*** Provided information ***

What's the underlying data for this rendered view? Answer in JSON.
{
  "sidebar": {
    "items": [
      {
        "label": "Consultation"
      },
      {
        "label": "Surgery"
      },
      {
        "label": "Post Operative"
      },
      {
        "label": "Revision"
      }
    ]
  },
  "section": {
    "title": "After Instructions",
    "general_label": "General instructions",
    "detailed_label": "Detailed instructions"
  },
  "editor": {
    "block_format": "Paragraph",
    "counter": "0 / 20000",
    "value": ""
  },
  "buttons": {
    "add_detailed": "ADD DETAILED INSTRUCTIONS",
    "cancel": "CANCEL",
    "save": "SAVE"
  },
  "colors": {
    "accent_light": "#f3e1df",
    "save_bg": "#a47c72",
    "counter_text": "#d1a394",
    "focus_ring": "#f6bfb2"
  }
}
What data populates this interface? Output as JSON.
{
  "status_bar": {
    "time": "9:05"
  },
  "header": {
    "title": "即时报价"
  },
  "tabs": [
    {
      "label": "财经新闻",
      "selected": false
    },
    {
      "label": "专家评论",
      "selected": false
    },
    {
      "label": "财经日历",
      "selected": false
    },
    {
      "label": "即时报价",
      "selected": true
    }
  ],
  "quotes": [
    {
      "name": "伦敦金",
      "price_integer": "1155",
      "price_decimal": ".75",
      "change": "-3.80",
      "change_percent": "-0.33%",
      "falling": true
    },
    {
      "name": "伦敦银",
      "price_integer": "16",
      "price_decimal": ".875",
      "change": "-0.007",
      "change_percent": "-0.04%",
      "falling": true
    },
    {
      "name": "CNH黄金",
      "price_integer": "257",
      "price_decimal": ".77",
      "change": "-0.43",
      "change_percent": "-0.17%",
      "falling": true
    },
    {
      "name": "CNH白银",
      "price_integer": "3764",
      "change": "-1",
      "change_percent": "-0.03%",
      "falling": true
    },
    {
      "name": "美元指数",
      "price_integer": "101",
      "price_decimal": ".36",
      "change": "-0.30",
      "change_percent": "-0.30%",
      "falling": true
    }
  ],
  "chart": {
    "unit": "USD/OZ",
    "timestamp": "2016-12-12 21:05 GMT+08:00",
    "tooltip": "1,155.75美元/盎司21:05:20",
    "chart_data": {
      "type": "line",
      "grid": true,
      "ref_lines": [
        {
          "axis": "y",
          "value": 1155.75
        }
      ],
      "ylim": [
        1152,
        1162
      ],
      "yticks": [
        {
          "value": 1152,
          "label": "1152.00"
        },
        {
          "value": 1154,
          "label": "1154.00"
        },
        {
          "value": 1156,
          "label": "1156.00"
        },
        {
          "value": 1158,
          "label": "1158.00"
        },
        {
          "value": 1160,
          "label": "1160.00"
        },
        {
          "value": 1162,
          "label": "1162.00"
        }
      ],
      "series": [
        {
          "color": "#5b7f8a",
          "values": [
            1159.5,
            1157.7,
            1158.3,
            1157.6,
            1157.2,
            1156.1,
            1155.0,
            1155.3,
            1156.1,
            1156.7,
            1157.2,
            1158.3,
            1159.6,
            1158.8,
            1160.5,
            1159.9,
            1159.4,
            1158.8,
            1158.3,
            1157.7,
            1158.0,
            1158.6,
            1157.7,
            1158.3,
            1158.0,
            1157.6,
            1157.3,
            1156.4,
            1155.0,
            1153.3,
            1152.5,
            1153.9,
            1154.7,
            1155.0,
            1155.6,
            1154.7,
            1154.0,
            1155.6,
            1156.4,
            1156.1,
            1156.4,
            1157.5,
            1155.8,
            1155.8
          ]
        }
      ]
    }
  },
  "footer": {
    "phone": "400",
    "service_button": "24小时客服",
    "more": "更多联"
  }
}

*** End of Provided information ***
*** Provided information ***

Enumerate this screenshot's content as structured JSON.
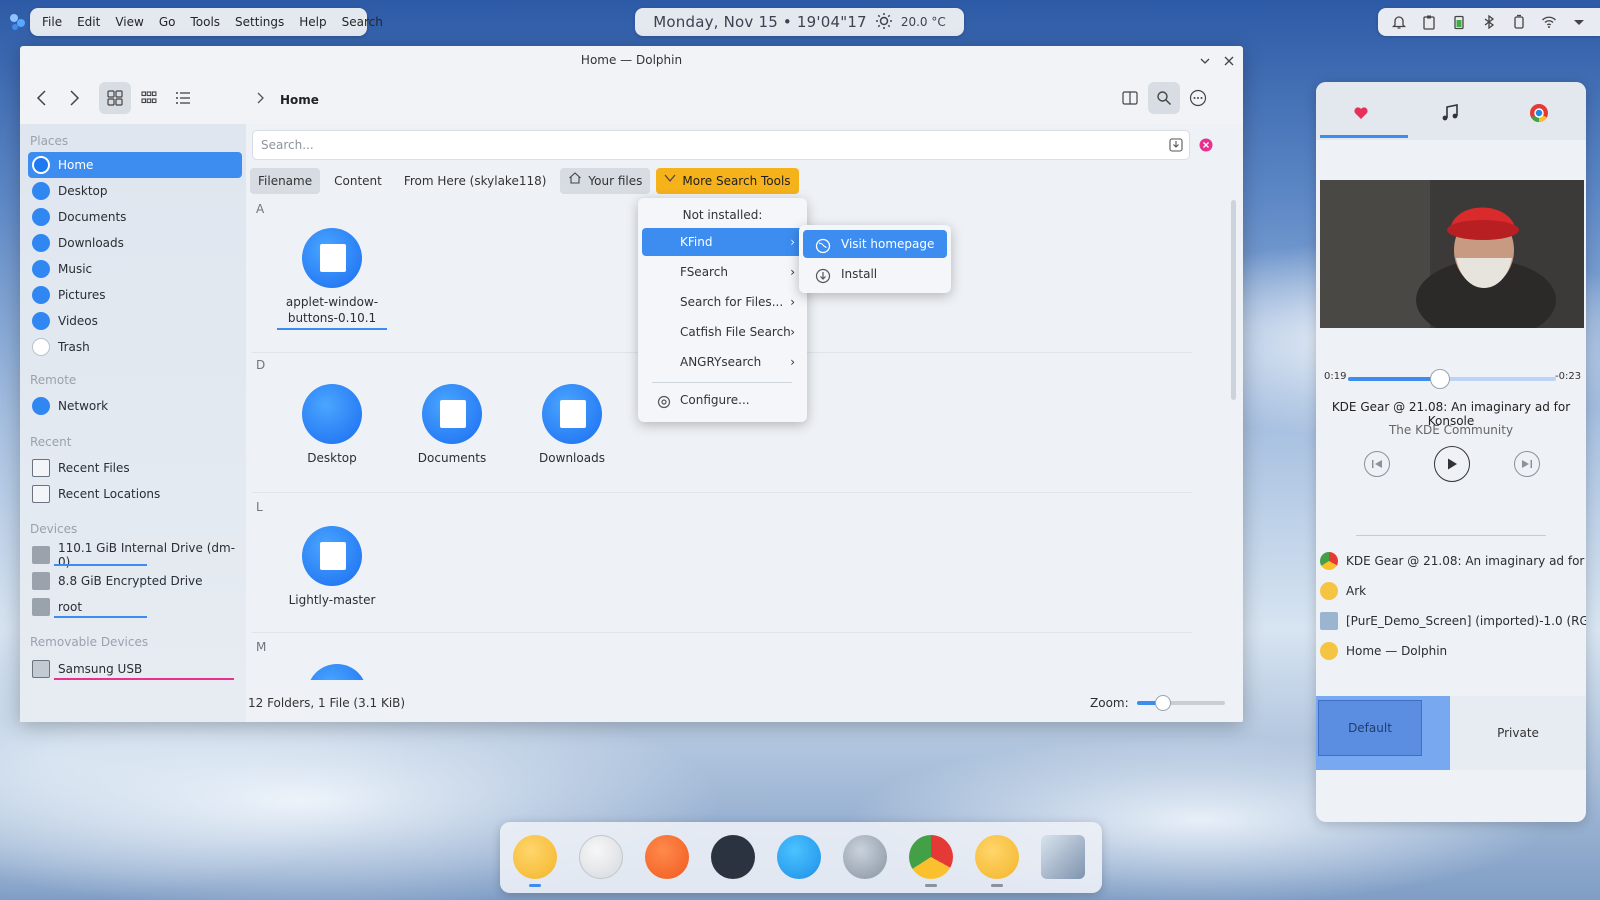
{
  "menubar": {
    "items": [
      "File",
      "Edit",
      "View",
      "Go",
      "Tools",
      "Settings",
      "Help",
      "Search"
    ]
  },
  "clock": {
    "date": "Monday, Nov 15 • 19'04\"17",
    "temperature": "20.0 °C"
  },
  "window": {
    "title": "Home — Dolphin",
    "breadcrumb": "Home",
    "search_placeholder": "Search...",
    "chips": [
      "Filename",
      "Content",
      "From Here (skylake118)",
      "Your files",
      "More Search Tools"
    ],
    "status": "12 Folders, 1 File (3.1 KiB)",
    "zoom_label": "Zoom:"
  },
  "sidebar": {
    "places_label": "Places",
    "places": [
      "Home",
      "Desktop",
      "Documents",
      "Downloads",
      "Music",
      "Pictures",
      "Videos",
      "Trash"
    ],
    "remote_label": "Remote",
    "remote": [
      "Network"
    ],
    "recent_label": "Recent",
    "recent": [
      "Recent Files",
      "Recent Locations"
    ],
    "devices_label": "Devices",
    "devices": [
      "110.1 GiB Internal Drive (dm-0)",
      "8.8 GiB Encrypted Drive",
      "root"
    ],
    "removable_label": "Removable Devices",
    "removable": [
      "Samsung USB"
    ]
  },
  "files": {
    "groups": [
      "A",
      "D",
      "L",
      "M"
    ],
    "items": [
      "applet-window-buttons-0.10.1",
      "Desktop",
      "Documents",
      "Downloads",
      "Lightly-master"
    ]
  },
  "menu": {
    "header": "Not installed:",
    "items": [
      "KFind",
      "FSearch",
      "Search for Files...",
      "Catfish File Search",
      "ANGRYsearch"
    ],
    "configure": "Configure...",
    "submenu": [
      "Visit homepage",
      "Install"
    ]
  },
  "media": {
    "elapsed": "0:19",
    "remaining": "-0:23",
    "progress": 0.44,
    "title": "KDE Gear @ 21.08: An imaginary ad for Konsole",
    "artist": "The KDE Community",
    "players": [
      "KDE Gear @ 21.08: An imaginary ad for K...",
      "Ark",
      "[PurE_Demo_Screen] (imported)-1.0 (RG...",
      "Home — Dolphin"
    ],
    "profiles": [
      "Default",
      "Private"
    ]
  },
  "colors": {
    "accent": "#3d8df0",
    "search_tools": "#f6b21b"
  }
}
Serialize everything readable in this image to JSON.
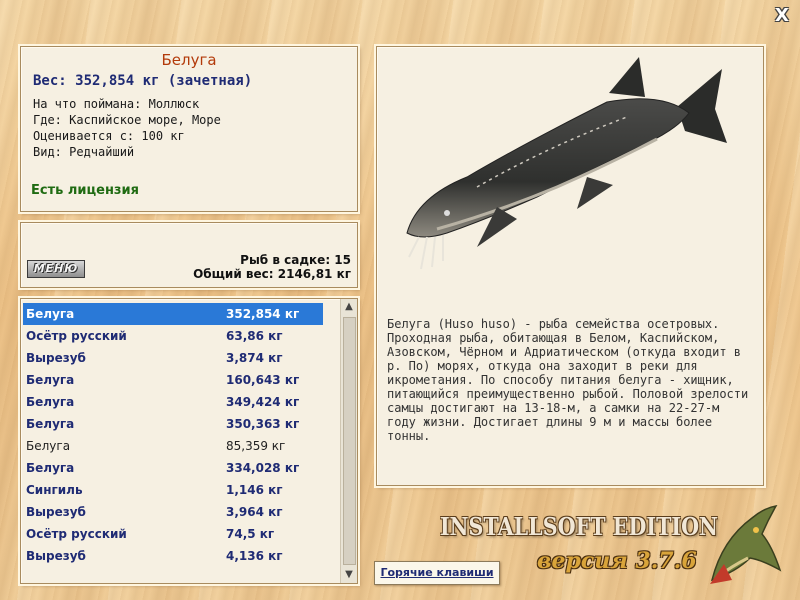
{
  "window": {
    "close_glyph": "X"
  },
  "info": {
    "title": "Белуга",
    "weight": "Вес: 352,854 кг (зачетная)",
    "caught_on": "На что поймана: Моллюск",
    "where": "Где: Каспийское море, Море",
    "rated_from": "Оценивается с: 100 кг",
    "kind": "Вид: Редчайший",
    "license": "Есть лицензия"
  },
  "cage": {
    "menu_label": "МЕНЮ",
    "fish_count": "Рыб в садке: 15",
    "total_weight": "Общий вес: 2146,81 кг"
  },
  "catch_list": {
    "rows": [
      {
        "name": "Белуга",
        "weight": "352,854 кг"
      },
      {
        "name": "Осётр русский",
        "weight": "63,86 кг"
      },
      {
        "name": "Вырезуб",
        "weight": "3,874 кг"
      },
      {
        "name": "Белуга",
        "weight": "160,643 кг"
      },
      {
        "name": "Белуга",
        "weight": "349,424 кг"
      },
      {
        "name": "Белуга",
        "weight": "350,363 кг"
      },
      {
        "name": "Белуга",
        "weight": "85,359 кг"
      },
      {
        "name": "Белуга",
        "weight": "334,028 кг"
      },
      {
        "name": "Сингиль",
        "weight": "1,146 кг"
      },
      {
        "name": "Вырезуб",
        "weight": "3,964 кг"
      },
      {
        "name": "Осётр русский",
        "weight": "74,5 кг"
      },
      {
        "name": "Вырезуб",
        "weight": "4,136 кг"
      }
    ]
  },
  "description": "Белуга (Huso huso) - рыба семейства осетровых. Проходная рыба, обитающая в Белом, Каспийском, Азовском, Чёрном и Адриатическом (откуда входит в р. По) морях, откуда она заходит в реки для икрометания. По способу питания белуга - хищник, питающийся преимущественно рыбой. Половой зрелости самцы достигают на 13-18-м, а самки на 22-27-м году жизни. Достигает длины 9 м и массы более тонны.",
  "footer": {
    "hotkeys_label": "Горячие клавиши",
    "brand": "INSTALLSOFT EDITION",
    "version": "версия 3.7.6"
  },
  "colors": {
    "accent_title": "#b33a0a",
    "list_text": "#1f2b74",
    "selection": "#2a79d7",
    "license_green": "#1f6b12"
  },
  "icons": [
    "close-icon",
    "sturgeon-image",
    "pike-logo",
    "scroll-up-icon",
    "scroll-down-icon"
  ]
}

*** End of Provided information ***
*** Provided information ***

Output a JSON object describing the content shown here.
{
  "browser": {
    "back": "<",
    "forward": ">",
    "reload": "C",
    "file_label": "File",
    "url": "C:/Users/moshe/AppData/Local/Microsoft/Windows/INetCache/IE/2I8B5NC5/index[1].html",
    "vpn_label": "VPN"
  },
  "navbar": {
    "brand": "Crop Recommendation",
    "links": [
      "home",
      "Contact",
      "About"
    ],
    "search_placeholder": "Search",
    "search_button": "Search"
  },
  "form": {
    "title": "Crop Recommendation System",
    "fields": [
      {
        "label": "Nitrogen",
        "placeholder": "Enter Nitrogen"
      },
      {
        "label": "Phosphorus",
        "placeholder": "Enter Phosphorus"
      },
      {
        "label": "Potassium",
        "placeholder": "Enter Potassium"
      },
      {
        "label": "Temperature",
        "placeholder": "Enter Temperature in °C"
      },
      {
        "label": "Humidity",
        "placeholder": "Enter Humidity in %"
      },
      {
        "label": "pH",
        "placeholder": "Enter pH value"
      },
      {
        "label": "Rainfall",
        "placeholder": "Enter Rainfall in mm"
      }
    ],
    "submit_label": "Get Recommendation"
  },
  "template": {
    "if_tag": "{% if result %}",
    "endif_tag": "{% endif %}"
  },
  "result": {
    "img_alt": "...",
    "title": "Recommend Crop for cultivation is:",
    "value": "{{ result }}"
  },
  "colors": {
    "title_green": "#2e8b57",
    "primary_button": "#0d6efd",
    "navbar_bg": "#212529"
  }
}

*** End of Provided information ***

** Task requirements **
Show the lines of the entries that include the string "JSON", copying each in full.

** Answer space **
What's the underlying data for this rendered view? Answer in JSON.
What data populates this interface? Output as JSON.
Enumerate this screenshot's content as structured JSON.
Serialize everything readable in this image to JSON.
Output a JSON object describing the content shown here.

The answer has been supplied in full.